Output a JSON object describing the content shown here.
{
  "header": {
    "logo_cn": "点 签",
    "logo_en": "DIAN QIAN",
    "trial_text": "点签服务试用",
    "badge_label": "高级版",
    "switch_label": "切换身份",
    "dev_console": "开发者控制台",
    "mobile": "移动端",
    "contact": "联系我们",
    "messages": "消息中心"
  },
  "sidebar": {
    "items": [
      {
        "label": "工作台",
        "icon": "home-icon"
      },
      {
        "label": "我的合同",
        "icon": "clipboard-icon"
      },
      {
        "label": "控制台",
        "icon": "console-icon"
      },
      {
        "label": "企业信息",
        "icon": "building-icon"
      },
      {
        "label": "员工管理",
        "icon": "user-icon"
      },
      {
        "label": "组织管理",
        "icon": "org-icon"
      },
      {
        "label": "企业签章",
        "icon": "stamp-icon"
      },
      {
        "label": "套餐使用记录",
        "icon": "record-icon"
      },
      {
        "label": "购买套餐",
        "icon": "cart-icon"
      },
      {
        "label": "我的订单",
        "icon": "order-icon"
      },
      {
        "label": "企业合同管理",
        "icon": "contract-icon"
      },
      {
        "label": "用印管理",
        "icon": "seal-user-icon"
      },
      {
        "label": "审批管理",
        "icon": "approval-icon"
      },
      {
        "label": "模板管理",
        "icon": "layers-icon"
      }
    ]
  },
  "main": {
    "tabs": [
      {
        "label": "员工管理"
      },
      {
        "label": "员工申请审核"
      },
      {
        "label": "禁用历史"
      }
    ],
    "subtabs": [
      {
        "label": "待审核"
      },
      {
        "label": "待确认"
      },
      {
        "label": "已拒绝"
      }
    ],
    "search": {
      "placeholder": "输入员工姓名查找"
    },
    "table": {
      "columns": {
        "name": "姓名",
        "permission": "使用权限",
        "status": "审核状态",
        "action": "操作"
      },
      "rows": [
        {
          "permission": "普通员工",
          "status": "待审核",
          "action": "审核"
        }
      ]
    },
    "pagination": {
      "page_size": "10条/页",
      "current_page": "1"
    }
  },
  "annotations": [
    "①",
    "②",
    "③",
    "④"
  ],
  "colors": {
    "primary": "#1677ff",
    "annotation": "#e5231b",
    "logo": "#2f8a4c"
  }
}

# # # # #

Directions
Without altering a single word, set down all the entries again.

Answer to the exercise
Output a JSON object describing the content shown here.
{
  "header": {
    "logo_cn": "点 签",
    "logo_en": "DIAN QIAN",
    "trial_text": "点签服务试用",
    "badge_label": "高级版",
    "switch_label": "切换身份",
    "dev_console": "开发者控制台",
    "mobile": "移动端",
    "contact": "联系我们",
    "messages": "消息中心"
  },
  "sidebar": {
    "items": [
      {
        "label": "工作台",
        "icon": "home-icon"
      },
      {
        "label": "我的合同",
        "icon": "clipboard-icon"
      },
      {
        "label": "控制台",
        "icon": "console-icon"
      },
      {
        "label": "企业信息",
        "icon": "building-icon"
      },
      {
        "label": "员工管理",
        "icon": "user-icon"
      },
      {
        "label": "组织管理",
        "icon": "org-icon"
      },
      {
        "label": "企业签章",
        "icon": "stamp-icon"
      },
      {
        "label": "套餐使用记录",
        "icon": "record-icon"
      },
      {
        "label": "购买套餐",
        "icon": "cart-icon"
      },
      {
        "label": "我的订单",
        "icon": "order-icon"
      },
      {
        "label": "企业合同管理",
        "icon": "contract-icon"
      },
      {
        "label": "用印管理",
        "icon": "seal-user-icon"
      },
      {
        "label": "审批管理",
        "icon": "approval-icon"
      },
      {
        "label": "模板管理",
        "icon": "layers-icon"
      }
    ]
  },
  "main": {
    "tabs": [
      {
        "label": "员工管理"
      },
      {
        "label": "员工申请审核"
      },
      {
        "label": "禁用历史"
      }
    ],
    "subtabs": [
      {
        "label": "待审核"
      },
      {
        "label": "待确认"
      },
      {
        "label": "已拒绝"
      }
    ],
    "search": {
      "placeholder": "输入员工姓名查找"
    },
    "table": {
      "columns": {
        "name": "姓名",
        "permission": "使用权限",
        "status": "审核状态",
        "action": "操作"
      },
      "rows": [
        {
          "permission": "普通员工",
          "status": "待审核",
          "action": "审核"
        }
      ]
    },
    "pagination": {
      "page_size": "10条/页",
      "current_page": "1"
    }
  },
  "annotations": [
    "①",
    "②",
    "③",
    "④"
  ],
  "colors": {
    "primary": "#1677ff",
    "annotation": "#e5231b",
    "logo": "#2f8a4c"
  }
}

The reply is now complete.